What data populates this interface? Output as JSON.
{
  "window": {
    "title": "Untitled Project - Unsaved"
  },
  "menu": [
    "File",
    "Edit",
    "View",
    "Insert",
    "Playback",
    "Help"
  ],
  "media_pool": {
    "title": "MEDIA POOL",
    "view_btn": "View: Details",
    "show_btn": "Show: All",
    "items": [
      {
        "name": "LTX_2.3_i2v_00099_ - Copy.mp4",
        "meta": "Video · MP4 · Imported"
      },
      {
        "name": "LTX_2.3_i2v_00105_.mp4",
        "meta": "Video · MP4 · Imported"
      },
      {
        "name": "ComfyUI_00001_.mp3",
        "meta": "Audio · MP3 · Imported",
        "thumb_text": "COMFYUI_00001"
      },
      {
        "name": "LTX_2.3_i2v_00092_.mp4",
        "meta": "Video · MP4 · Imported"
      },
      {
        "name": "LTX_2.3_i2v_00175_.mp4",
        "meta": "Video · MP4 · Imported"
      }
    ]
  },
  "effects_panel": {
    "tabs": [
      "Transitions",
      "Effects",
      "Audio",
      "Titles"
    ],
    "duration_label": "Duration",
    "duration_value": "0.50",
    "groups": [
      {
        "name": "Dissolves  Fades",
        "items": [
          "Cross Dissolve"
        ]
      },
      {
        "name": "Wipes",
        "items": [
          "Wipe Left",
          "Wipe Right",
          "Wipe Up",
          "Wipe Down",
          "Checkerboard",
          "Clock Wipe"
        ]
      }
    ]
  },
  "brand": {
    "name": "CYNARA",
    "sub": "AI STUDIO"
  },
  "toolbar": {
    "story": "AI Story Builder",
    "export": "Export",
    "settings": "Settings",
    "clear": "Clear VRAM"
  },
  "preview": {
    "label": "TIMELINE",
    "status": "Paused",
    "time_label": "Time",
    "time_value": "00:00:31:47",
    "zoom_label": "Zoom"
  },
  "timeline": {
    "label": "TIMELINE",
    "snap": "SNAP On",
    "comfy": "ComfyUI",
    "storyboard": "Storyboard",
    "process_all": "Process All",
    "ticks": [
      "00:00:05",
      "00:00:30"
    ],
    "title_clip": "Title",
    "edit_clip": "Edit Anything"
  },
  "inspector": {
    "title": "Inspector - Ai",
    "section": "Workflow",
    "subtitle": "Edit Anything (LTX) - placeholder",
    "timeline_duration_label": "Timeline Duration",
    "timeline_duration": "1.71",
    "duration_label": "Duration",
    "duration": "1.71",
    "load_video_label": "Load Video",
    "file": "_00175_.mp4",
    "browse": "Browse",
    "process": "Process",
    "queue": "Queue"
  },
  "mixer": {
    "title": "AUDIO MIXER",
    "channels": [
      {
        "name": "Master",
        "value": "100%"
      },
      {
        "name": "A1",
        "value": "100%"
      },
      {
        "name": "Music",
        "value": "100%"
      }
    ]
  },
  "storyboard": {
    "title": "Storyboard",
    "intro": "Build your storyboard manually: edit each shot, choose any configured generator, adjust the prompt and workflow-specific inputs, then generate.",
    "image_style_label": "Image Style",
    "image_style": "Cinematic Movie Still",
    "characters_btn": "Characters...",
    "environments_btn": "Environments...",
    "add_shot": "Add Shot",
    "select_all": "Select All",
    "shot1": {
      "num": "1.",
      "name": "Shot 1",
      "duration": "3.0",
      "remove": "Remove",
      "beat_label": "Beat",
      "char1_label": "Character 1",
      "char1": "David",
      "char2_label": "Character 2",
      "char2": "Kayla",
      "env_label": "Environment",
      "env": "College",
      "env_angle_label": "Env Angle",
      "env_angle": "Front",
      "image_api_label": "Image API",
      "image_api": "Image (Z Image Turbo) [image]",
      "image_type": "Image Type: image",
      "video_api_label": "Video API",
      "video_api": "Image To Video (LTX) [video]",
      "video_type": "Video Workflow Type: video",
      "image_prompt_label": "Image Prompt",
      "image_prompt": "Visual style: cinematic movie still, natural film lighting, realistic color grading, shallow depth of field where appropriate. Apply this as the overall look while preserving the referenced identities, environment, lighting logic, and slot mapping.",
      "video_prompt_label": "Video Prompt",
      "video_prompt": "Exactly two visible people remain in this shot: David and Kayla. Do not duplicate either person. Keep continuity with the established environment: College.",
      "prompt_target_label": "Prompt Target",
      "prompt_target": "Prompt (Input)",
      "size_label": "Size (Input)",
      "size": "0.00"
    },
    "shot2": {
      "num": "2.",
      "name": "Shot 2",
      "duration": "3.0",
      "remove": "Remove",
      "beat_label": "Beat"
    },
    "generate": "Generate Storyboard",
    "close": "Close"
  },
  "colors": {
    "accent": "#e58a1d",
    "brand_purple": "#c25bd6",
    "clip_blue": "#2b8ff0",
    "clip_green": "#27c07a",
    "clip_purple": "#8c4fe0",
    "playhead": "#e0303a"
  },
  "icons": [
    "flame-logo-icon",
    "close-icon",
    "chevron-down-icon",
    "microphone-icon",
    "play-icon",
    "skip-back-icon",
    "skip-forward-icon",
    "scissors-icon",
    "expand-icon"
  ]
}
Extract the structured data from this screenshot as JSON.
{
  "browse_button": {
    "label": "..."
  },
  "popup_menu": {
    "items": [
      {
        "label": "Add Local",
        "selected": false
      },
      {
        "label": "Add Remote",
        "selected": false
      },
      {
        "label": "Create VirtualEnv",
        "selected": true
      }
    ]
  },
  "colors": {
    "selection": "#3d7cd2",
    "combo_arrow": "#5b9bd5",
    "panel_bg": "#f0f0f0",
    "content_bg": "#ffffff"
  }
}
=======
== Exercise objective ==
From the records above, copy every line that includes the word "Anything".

== Task solution ==
    "edit_clip": "Edit Anything"
    "subtitle": "Edit Anything (LTX) - placeholder",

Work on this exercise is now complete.